§ **PROMPT**
Where a line contains the word "AUDUSD", copy that line from the records below.
━━━ DATA EXTRACTS
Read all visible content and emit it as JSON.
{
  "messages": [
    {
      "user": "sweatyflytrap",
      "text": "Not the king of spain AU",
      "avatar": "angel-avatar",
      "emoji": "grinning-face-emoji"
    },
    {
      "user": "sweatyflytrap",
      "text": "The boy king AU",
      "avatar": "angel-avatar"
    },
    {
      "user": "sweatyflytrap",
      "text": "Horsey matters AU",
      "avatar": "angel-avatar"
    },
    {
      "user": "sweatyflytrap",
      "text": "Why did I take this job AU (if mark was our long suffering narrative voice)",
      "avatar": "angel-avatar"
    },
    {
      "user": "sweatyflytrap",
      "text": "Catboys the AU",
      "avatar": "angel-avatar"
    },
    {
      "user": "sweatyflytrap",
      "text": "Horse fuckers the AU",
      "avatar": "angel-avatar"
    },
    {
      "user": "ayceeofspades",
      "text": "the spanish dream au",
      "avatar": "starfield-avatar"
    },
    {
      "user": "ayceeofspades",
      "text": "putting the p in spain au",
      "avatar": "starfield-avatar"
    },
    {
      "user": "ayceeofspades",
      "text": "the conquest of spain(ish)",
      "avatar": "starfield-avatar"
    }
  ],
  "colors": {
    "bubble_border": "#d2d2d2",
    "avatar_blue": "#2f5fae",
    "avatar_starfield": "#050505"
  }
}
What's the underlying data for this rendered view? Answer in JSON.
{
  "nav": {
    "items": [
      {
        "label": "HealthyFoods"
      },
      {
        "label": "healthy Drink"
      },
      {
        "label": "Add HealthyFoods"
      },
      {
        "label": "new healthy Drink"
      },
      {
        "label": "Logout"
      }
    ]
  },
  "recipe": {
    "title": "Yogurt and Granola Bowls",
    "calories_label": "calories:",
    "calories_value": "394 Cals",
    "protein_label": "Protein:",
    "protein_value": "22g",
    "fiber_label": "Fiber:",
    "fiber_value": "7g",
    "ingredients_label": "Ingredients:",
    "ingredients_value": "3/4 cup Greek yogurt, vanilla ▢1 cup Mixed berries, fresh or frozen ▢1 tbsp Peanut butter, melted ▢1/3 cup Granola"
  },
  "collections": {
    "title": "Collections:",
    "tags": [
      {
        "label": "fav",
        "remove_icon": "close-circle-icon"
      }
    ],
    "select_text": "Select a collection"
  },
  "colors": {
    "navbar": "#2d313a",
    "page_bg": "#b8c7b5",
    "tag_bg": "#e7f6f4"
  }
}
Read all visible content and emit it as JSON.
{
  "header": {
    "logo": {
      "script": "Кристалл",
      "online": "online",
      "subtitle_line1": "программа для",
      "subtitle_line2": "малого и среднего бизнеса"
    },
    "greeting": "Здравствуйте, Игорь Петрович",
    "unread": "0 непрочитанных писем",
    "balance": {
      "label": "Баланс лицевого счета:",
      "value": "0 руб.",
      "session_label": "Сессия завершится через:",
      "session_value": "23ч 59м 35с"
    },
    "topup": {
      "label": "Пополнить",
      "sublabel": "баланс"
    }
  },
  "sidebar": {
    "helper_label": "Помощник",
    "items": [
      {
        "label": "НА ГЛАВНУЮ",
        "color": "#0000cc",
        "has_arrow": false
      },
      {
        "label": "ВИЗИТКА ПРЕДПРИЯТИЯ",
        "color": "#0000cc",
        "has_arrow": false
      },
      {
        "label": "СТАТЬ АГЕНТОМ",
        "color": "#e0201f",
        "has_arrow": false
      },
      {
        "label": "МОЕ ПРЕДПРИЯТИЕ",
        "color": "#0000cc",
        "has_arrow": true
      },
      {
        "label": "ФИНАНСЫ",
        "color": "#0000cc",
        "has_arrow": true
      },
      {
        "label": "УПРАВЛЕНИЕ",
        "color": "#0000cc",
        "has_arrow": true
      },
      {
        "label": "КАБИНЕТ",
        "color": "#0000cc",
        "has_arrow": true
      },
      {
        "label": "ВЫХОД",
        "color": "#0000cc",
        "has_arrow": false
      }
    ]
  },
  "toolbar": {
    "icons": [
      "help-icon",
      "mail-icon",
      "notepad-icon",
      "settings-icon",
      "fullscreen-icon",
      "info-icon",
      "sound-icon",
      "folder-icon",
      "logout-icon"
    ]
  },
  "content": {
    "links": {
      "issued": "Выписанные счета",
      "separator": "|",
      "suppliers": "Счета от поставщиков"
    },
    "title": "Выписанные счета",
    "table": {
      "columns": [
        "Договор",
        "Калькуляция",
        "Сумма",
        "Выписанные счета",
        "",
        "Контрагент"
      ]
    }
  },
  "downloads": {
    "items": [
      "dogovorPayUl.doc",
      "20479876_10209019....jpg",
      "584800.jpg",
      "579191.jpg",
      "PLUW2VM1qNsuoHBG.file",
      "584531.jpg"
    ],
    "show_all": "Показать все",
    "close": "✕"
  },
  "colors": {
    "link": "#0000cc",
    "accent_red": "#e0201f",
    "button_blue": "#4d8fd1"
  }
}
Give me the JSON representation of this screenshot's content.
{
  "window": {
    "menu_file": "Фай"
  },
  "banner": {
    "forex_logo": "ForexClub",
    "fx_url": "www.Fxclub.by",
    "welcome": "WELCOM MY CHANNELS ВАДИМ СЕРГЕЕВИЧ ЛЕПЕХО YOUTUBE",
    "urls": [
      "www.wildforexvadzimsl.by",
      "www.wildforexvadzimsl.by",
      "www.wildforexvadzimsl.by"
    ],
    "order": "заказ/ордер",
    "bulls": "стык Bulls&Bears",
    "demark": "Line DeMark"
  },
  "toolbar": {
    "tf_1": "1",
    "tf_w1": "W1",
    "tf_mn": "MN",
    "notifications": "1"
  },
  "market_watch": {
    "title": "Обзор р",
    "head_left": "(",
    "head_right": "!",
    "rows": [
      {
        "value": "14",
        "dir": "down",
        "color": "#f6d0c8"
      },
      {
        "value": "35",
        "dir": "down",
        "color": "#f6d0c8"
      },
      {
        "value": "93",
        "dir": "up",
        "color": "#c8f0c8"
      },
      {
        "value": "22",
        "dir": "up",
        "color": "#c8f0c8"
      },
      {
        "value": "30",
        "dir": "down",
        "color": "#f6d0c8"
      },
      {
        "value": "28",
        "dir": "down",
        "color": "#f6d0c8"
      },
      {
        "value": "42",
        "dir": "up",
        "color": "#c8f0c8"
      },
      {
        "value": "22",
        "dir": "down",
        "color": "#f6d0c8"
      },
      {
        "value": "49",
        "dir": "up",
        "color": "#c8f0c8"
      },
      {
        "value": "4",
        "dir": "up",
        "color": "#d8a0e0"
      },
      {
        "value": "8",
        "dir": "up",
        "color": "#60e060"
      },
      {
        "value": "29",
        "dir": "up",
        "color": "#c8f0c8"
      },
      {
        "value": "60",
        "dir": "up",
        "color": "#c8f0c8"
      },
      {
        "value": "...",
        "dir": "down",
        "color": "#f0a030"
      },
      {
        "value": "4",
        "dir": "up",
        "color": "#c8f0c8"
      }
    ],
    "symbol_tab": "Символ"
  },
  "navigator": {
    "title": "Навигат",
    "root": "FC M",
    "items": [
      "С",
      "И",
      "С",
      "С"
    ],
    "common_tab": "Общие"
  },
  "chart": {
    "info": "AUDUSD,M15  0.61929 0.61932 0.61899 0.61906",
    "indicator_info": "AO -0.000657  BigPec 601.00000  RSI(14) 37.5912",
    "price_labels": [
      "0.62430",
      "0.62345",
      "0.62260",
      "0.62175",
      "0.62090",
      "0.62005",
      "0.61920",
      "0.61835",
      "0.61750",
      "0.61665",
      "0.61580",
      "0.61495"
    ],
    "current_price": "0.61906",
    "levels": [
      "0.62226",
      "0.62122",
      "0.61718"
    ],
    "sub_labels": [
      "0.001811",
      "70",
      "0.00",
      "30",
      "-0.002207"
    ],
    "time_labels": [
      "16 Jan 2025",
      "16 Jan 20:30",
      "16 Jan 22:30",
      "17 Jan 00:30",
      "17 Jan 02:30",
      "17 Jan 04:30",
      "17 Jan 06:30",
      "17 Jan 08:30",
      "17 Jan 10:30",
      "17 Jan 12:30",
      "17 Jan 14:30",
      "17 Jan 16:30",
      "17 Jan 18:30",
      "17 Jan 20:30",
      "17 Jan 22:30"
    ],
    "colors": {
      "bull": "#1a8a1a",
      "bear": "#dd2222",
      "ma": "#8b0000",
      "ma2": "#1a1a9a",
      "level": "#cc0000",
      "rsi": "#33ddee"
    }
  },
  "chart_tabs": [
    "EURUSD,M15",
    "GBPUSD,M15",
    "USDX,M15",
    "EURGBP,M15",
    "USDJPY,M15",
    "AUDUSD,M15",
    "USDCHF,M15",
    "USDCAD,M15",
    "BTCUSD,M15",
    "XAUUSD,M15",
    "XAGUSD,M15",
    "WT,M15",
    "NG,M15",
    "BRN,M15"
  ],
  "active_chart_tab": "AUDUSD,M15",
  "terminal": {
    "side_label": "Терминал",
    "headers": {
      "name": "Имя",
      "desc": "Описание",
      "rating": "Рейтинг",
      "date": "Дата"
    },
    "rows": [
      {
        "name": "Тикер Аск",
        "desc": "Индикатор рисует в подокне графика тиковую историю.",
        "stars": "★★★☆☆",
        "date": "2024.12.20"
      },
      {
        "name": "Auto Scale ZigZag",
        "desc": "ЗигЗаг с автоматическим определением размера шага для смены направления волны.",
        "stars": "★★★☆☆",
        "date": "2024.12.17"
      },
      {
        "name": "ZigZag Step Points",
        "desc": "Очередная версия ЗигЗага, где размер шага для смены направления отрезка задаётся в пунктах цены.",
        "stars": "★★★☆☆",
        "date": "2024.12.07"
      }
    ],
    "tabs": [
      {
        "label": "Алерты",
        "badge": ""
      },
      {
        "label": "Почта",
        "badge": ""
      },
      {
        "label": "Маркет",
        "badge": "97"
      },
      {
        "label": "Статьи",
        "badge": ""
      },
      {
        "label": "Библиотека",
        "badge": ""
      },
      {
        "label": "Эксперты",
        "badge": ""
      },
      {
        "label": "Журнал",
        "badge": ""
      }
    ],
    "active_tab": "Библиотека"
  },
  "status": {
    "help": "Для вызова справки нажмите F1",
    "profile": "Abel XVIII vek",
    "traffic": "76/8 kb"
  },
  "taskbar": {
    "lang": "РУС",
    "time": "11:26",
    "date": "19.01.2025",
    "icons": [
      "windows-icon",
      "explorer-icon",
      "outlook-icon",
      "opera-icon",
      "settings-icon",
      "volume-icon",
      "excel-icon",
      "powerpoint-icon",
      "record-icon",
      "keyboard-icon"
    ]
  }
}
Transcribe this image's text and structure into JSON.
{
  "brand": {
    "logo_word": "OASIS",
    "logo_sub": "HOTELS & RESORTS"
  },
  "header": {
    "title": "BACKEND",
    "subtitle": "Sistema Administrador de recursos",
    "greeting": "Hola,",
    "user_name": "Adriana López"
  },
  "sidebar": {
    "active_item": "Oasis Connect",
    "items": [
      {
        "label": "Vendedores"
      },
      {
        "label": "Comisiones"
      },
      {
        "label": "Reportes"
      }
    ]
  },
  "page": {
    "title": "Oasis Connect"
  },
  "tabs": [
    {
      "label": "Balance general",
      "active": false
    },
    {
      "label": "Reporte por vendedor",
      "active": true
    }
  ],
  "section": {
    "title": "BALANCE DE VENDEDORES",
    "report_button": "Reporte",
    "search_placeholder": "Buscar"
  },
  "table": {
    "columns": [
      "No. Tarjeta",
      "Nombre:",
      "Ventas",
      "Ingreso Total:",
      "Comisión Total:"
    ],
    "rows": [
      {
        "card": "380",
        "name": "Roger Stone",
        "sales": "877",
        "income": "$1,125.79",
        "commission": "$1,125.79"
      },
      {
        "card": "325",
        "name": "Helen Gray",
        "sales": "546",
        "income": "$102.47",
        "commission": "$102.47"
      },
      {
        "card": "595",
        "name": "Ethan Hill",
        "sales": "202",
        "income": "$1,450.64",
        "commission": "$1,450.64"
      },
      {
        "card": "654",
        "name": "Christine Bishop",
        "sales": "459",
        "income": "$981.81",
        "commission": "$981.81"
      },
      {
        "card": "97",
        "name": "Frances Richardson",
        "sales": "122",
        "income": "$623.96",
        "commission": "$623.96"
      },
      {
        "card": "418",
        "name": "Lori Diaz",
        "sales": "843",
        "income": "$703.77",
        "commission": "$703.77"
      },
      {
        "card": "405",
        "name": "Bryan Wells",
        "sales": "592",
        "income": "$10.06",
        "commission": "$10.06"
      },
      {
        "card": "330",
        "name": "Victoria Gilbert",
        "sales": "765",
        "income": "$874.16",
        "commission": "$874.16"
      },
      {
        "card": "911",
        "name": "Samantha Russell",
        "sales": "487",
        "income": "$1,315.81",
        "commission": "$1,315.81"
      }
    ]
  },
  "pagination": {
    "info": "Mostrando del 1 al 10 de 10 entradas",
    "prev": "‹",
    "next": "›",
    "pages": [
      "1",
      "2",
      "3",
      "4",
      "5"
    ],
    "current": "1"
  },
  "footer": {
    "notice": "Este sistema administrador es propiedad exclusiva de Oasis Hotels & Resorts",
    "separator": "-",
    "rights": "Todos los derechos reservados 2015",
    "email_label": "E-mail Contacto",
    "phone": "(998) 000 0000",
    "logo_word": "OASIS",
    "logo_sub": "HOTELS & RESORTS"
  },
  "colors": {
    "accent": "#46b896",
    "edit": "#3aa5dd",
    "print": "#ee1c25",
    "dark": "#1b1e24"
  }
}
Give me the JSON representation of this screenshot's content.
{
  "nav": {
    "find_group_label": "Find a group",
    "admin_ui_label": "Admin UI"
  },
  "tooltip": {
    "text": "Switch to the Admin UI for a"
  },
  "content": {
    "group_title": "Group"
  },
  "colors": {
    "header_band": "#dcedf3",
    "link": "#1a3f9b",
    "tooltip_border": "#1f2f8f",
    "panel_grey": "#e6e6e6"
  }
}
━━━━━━
§ **WRITTEN REPLY**
    "info": "AUDUSD,M15  0.61929 0.61932 0.61899 0.61906",
    "AUDUSD,M15",
  "active_chart_tab": "AUDUSD,M15",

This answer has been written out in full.